Enterprise Resource Planning, or ERP, is a system that is used to combine all of the information or operations of a company into a single unit. The standard ERP system will utilize both computer hardware and software in order to achieve this. Perhaps one of the most important parts of the ERP system is the central database.
This database will be used to store information from various modules. When the term ERP was originally coined, it was used to describe systems that were designed to use multiple resources. It was commonly connected to the manufacturing industry. The term is used today in a much broader context.
The goal of ERP is to unify the various functions of an institution. However, the use of Enterprise Resource Planning is not simply limited to corporations. It is commonly used by non-profit organizations, government agencies, and other institutions. In order for system to be recognized as an ERP, it must meet a certain requirement. The software must be capable of giving functionality to one unit that would commonly have to use multiple systems. For example, a system that was able to combine two elements into a whole, such as a system that combined payroll with accounting, would be an Enterprise Resource Planning system.
However, ERP can be much more complex than this. The reason why it is so powerful is because it reduced the need to have an outside interface available for two separate systems. In addition to this, the cost of maintenance is lower, and a standard is created. Another powerful aspect of ERP is that the reporting functions of the system are greatly improved. There are a number of organizations that could greatly benefit from using ERP applications. Some of these organizations are supply chains, financial companies, and human resources. The most important aspect of ERP is integration. The information or data from various parts of an organization must be compressed into a single entity.
The best way to accomplish this is to have the ERP connected to one database. In most cases, a number of software modules will be used in conjunction with this. Each module will provide various forms of data from different departments within the organization. It is possible for an organization to only use certain portions of an ERP unit. They can create an interface for systems that are stand-alone. As of this writing, it is quite rare for a company to use a total ERP system. Most of the institutions that use ERP are very large, and they have specific needs that standard systems cannot meet.
To solve these problems, the company will generally customize their systems heavily or use modules from various vendors. In the most ideal scenario, a manufacturing firm would be using the same vendor for all of their systems. In a situation like this, all of the data would be contained within one database. Some of the data would be workflow management, quality control, material costs, and the manufacturing process. Depending on the industry that a company is involved in, the information within the database may vary greatly. Because it emerged from the manufacturing industry, it is connected to this industry in a number of ways.
When it comes to manufacturing, ERP systems are responsible for providing distribution, logistics, inventory, and shipping. In addition to this, the system can be responsible for controlling a number different factors, and some of these are marketing, sales, or billing. A number of people make the mistake of confusing ERP with back office systems.
What sets ERP apart from this is that it deals with the company as a whole, and it combines a number of different functions. In addition to the manufacturing functions, it is also used for things such as strategic management or human resources.
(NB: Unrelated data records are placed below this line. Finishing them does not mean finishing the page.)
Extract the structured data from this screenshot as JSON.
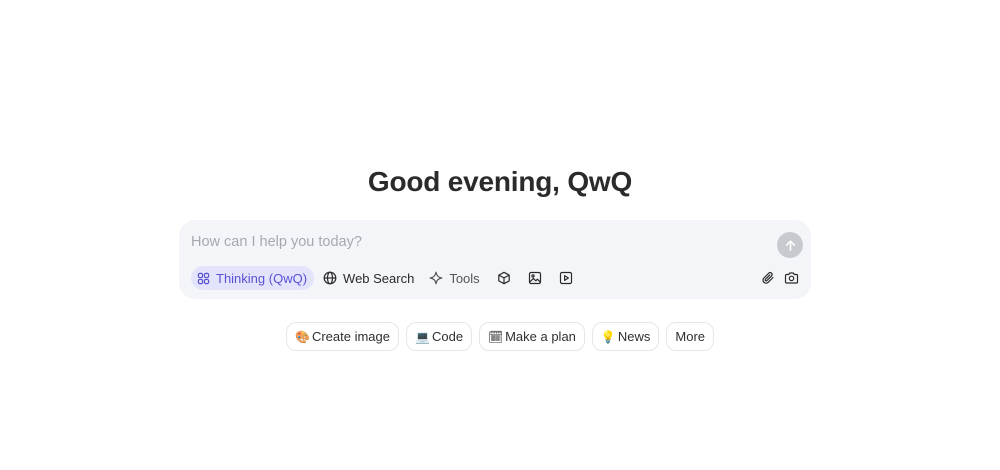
{
  "greeting": "Good evening, QwQ",
  "composer": {
    "placeholder": "How can I help you today?",
    "send_icon": "arrow-up-icon",
    "tools": {
      "thinking": {
        "label": "Thinking (QwQ)",
        "icon": "thinking-icon",
        "active": true,
        "accent": "#5a50d6",
        "bg": "#e3e4fb"
      },
      "web_search": {
        "label": "Web Search",
        "icon": "globe-icon"
      },
      "tools": {
        "label": "Tools",
        "icon": "sparkle-icon"
      },
      "artifacts": {
        "icon": "cube-icon"
      },
      "image": {
        "icon": "image-icon"
      },
      "video": {
        "icon": "video-icon"
      }
    },
    "attach_icon": "paperclip-icon",
    "camera_icon": "camera-icon"
  },
  "suggestions": [
    {
      "emoji": "🎨",
      "label": "Create image"
    },
    {
      "emoji": "💻",
      "label": "Code"
    },
    {
      "emoji": "🗓",
      "label": "Make a plan"
    },
    {
      "emoji": "💡",
      "label": "News"
    },
    {
      "emoji": "",
      "label": "More"
    }
  ]
}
The older ERP systems have evolved into structures that are much more component based. When the term ERP II is used, it is referring to the actual structure of components. The acronym EAS stands for Enterprise Application Suite, and it deals with "thin clients" such as web browsers. Overall, ERP has become an important tool in a day and age when properly structuring and processing information has become so important. The integration of an organization’s data can lead to a number of useful applications.